DECEASED WIFE'S SISTER MAR RIAGE BILL, a bill to legalize marriage be tween a man and the sister of his deceased wife that was brought up in almost every session of the British Parliament after 1835, when Lord Lyndhurst secured the passing of a bill which declared all such marriages null and void. The bill legalizing marriage with a deceased wife's sister passed the House of Com mons several times, but till 1896 was invariably rejected in the House of Lords, with, however, decreasing majorities. In 1896 the bill was passed by the Lords, but went no farther. The Colonial Bill, passed in the House of Commons more than 20 years ago and in the House of Lords during the session of 1898, to make mar riages of this class legally contracted in the colonies legal also in England, and the Scotch Bill, having a similar object, also was never carried, though there were not wanting high au thorities who pronounced such marriages legal in Scotland even without any special permissive legislation. It may be added that marriage with a deceased wife's sister was specially legalized under the sanction of the Crown in all the Australian colonies, in Canada, Barbados, Cey lon, Mauritius, New Zealand, South Africa and Jersey. Bills similar to the English bill were

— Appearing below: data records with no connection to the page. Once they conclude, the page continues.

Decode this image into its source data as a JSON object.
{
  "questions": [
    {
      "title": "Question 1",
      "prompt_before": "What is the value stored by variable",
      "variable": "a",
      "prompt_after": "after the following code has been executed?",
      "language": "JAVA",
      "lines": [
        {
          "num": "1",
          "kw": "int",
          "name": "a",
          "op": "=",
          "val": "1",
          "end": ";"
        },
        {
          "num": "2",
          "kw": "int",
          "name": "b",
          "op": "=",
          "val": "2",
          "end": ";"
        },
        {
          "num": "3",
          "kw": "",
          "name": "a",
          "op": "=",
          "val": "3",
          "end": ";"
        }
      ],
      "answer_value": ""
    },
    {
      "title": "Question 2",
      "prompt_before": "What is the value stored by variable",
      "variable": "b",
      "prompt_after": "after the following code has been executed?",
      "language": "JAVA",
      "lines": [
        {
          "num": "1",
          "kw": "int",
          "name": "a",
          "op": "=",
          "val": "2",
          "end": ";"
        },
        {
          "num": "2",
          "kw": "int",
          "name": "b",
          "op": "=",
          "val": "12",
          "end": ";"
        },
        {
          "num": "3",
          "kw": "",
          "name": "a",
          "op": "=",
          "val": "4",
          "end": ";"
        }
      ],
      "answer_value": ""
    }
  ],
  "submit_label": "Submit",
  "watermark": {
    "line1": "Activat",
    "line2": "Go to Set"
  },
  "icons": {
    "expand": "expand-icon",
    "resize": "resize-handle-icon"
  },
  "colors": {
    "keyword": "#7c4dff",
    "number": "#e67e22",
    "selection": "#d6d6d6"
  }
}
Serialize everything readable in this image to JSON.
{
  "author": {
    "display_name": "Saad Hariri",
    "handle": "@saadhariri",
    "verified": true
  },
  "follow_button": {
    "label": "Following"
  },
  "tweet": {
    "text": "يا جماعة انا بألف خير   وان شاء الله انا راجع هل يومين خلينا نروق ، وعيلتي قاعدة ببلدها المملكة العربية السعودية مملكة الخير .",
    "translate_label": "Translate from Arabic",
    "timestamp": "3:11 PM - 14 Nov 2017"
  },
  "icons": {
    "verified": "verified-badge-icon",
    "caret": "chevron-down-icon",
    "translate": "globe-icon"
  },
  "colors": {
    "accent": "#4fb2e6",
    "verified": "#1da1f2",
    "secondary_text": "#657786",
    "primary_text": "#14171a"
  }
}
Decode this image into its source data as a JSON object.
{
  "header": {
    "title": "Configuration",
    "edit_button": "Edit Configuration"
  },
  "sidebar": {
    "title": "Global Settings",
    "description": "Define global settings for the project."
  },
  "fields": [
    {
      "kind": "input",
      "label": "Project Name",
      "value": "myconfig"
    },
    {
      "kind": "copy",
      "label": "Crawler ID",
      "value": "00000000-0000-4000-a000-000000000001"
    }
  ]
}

also passed in Natal. These were, however, re fused ratification (by the Crown) for special or technical reasons. Throughout India marriages of this kind were universally legal among all sects and creeds, except British subjects whose domicile was in Great Britain. In every Chris tian country, except Great Britain, such mar riages were legal; and at last, despite the oppo sition and subsequent refusals of the High Church party to recognize the fact, marriage with a deceased wife's sister was rendered legal by the Act of 1907. The marriage of a woman with her deceased husband's brother, however, is still illegal, and the Act forbids the marriage of a man with the sister of his divorced wife during the wife's lifetime.